Trilogy Tidings
March 2015
in this issue

     It turns out that we humans are incredibly ill-equipped to make business decisions on a purely rational basis. This reality affects all kinds of decisions, including choosing among potential new products to commercialize. You can improve your decision-making processes. But it ain't easy. 


Proud of your decision-making process?         


     I'm sorry to be the one to tell you this: Chances are your decision-making process is not very good. Why? Because your organization likely consists of human beings.


     Neal Cole makes a persuasive case that folks generally prefer gut instinct to research as the lead tool in making business decisions. They also generally adore what "experts" have to say, especially when those experts endorse their existing biases. A fully informed decision-making process is hellishly hard to implement in an organization of humans. However, such a process - however imperfect - is worth aspiring to.

Gut Instinct

     One of the most visible unsavory outcomes of our typical decision-support processes is the large number of new-product failures in commerce. And, as Adam Hartung chronicles on Forbes.com, some of these failures are rather well known: Segway, FirePhone, Google Glass. (I'm keeping my own list of likely medical-product commercial failures; I'll share that list after the sad data are in hand.) I'm not fully on board with Hartung's diagnoses and prescriptions, but there can be no question that expensive new-product failures are rampant and usually attributable to a decision-making process that leans more toward gut instinct than rigorous research.
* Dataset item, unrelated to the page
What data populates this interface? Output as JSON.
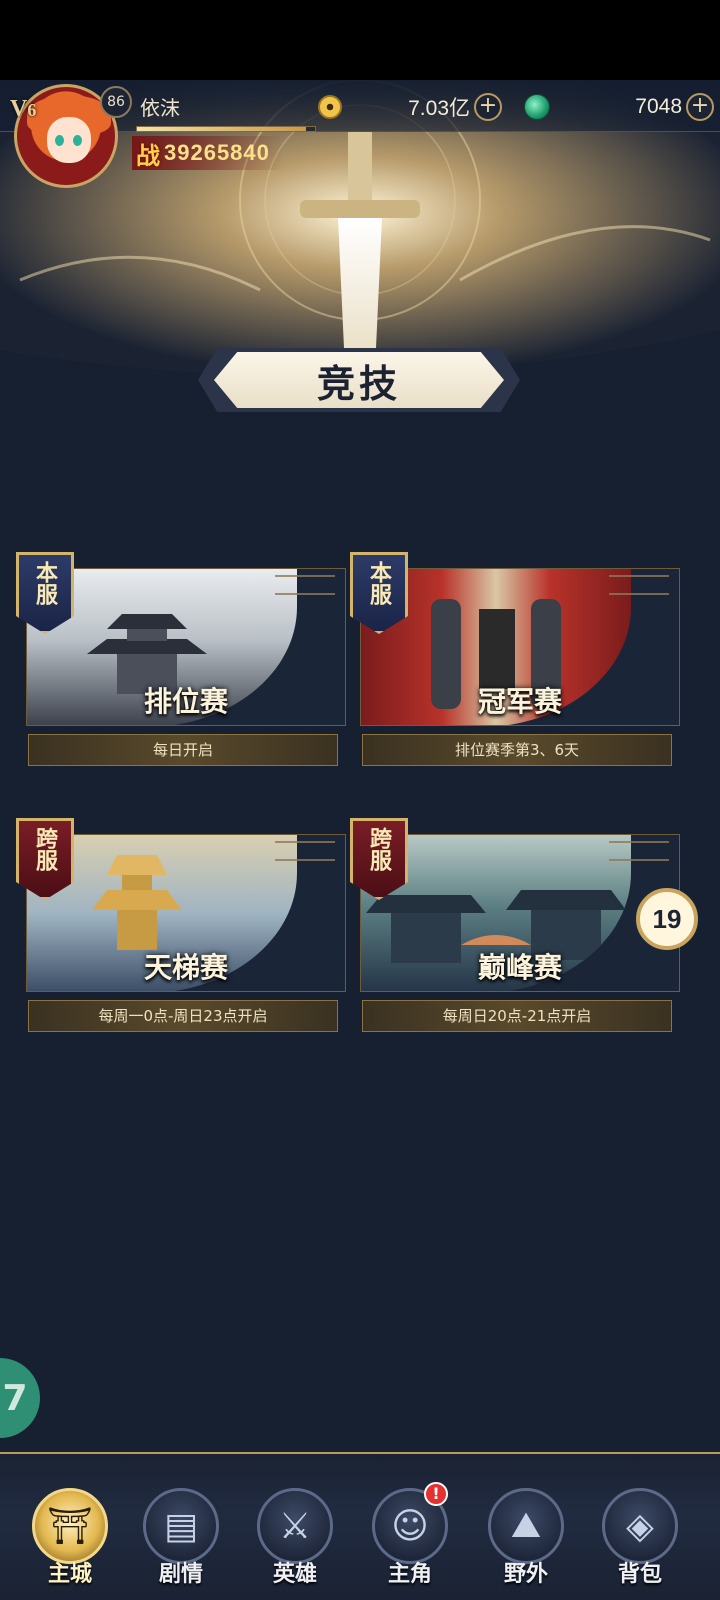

     I've offered my prescription for better new-product screening in the form of the key questions that need to be asked in the course of a sound, pre-commercialization research effort. You can find that presentation here. (Let me know if you want to listen to the Podcast version instead.)


     One more self-serving point: Engaging an outside agent to conduct or support your investigation provides real benefit. In addition to obviously helping to establish truth, that outside agent can provide rational support for some internally held biases and rational rejection of others.


Cognitive Biases that Screw Up Everything          


     Screening potential new-product opportunities is just one (albeit a very important one) of the decisions that we all face in business on a daily basis. It turns out that we humans are incredibly ill equipped to make these decisions on a purely rational basis. There are numerous personal biases that must be overcome in dealing with co-workers, business partners, advisors, family members and friends.


     I think you will find this article from Business Insider informative and fascinating. It defines a bunch of the biases that humans harbor. My takeaway: Awareness of these many personal biases can surely be helpful in cutting through the clutter generated in our own minds, but eliminating all of them over extended periods of time and all circumstances is impossible. All we can aspire to is a diligent effort at impartiality.


What does Trilogy do? 
     Trilogy Associates facilitates business growth and renewal through commercialization of new products, providing the following services:
  • Opportunity assessment
  • Business planning and enterprise growth strategies
  • New-product conceptualization, commercialization and marketing
  • Market research and competitive assessment
  • Business development and partnering
  • Market and technological due diligence
  • Assessment of the therapeutic and diagnostic potential of novel technologies
  • Design of efficient and effective development strategies for early-stage biomedical products
  • Business and technical writing/publishing

     Inquiries to establish whether and how we might support your business initiatives are always welcome.  Contact us.

Resources from our Archives 
     Check out our Reading Room to view my published articles, presentations and white papers on a variety of topics.
     And, you can examine an archive of my prior newsletters (since February 2007).
Contact Information
Joseph J. Kalinowski, Principal